What you are asked to do: Word for word, reproduce all entries below, leaving every picture out.

___ Records for processing ___

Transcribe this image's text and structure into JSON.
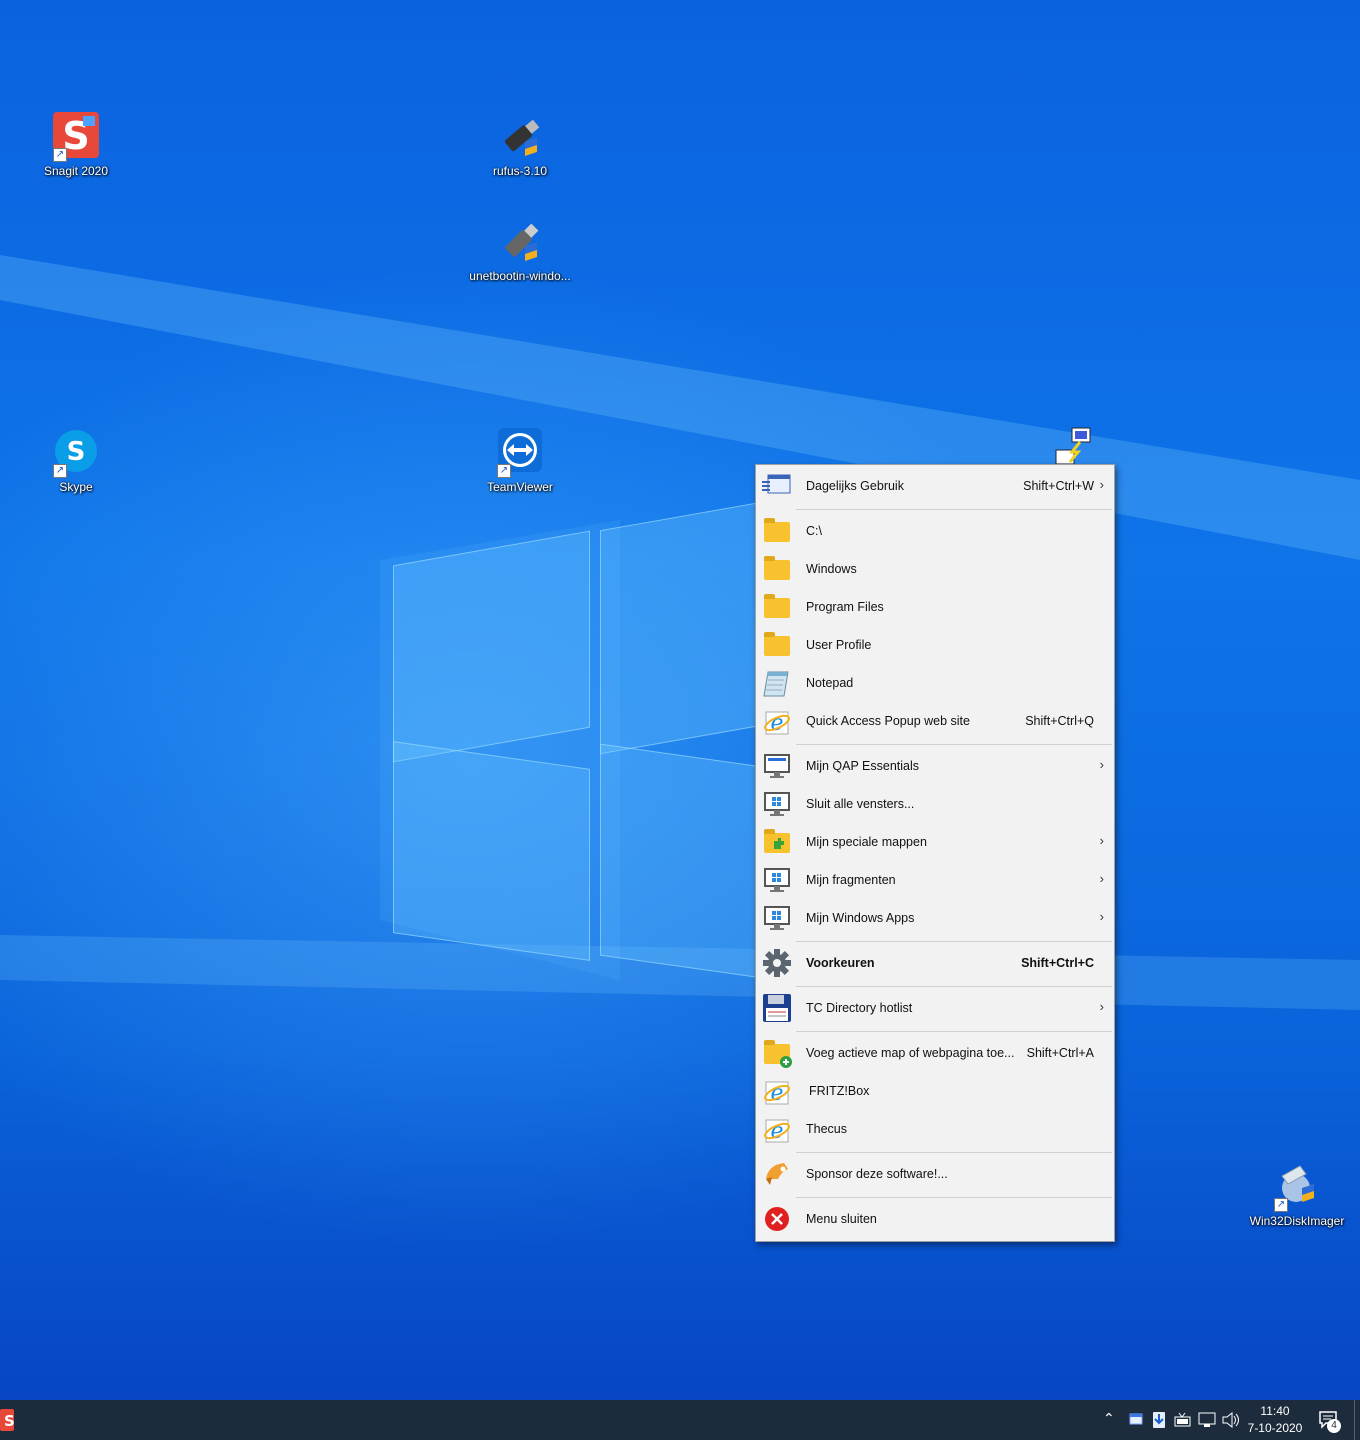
{
  "desktop": {
    "icons": [
      {
        "label": "Snagit 2020"
      },
      {
        "label": "rufus-3.10"
      },
      {
        "label": "unetbootin-windo..."
      },
      {
        "label": "Skype"
      },
      {
        "label": "TeamViewer"
      },
      {
        "label": "Win32DiskImager"
      }
    ]
  },
  "menu": {
    "items": [
      {
        "label": "Dagelijks Gebruik",
        "shortcut": "Shift+Ctrl+W",
        "submenu": true,
        "icon": "menu-icon"
      },
      {
        "label": "C:\\",
        "icon": "folder-icon"
      },
      {
        "label": "Windows",
        "icon": "folder-icon"
      },
      {
        "label": "Program Files",
        "icon": "folder-icon"
      },
      {
        "label": "User Profile",
        "icon": "folder-icon"
      },
      {
        "label": "Notepad",
        "icon": "notepad-icon"
      },
      {
        "label": "Quick Access Popup web site",
        "shortcut": "Shift+Ctrl+Q",
        "icon": "internet-explorer-icon"
      },
      {
        "label": "Mijn QAP Essentials",
        "submenu": true,
        "icon": "monitor-icon"
      },
      {
        "label": "Sluit alle vensters...",
        "icon": "monitor-windows-icon"
      },
      {
        "label": "Mijn speciale mappen",
        "submenu": true,
        "icon": "special-folder-icon"
      },
      {
        "label": "Mijn fragmenten",
        "submenu": true,
        "icon": "monitor-windows-icon"
      },
      {
        "label": "Mijn Windows Apps",
        "submenu": true,
        "icon": "monitor-windows-icon"
      },
      {
        "label": "Voorkeuren",
        "shortcut": "Shift+Ctrl+C",
        "icon": "gear-icon"
      },
      {
        "label": "TC Directory hotlist",
        "submenu": true,
        "icon": "floppy-disk-icon"
      },
      {
        "label": "Voeg actieve map of webpagina toe...",
        "shortcut": "Shift+Ctrl+A",
        "icon": "add-folder-icon"
      },
      {
        "label": "FRITZ!Box",
        "icon": "internet-explorer-icon"
      },
      {
        "label": "Thecus",
        "icon": "internet-explorer-icon"
      },
      {
        "label": "Sponsor deze software!...",
        "icon": "sponsor-icon"
      },
      {
        "label": "Menu sluiten",
        "icon": "close-icon"
      }
    ],
    "submenu_arrow": "›"
  },
  "taskbar": {
    "time": "11:40",
    "date": "7-10-2020",
    "notification_count": "4"
  },
  "colors": {
    "desktop_blue": "#0a5ad8",
    "taskbar": "#1d2c3c",
    "menu_bg": "#f2f2f2",
    "folder": "#f8c22e",
    "close_red": "#e02020"
  }
}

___

Output below:
Transcribe this image's text and structure into JSON.
{
  "desktop": {
    "icons": [
      {
        "label": "Snagit 2020"
      },
      {
        "label": "rufus-3.10"
      },
      {
        "label": "unetbootin-windo..."
      },
      {
        "label": "Skype"
      },
      {
        "label": "TeamViewer"
      },
      {
        "label": "Win32DiskImager"
      }
    ]
  },
  "menu": {
    "items": [
      {
        "label": "Dagelijks Gebruik",
        "shortcut": "Shift+Ctrl+W",
        "submenu": true,
        "icon": "menu-icon"
      },
      {
        "label": "C:\\",
        "icon": "folder-icon"
      },
      {
        "label": "Windows",
        "icon": "folder-icon"
      },
      {
        "label": "Program Files",
        "icon": "folder-icon"
      },
      {
        "label": "User Profile",
        "icon": "folder-icon"
      },
      {
        "label": "Notepad",
        "icon": "notepad-icon"
      },
      {
        "label": "Quick Access Popup web site",
        "shortcut": "Shift+Ctrl+Q",
        "icon": "internet-explorer-icon"
      },
      {
        "label": "Mijn QAP Essentials",
        "submenu": true,
        "icon": "monitor-icon"
      },
      {
        "label": "Sluit alle vensters...",
        "icon": "monitor-windows-icon"
      },
      {
        "label": "Mijn speciale mappen",
        "submenu": true,
        "icon": "special-folder-icon"
      },
      {
        "label": "Mijn fragmenten",
        "submenu": true,
        "icon": "monitor-windows-icon"
      },
      {
        "label": "Mijn Windows Apps",
        "submenu": true,
        "icon": "monitor-windows-icon"
      },
      {
        "label": "Voorkeuren",
        "shortcut": "Shift+Ctrl+C",
        "icon": "gear-icon"
      },
      {
        "label": "TC Directory hotlist",
        "submenu": true,
        "icon": "floppy-disk-icon"
      },
      {
        "label": "Voeg actieve map of webpagina toe...",
        "shortcut": "Shift+Ctrl+A",
        "icon": "add-folder-icon"
      },
      {
        "label": "FRITZ!Box",
        "icon": "internet-explorer-icon"
      },
      {
        "label": "Thecus",
        "icon": "internet-explorer-icon"
      },
      {
        "label": "Sponsor deze software!...",
        "icon": "sponsor-icon"
      },
      {
        "label": "Menu sluiten",
        "icon": "close-icon"
      }
    ],
    "submenu_arrow": "›"
  },
  "taskbar": {
    "time": "11:40",
    "date": "7-10-2020",
    "notification_count": "4"
  },
  "colors": {
    "desktop_blue": "#0a5ad8",
    "taskbar": "#1d2c3c",
    "menu_bg": "#f2f2f2",
    "folder": "#f8c22e",
    "close_red": "#e02020"
  }
}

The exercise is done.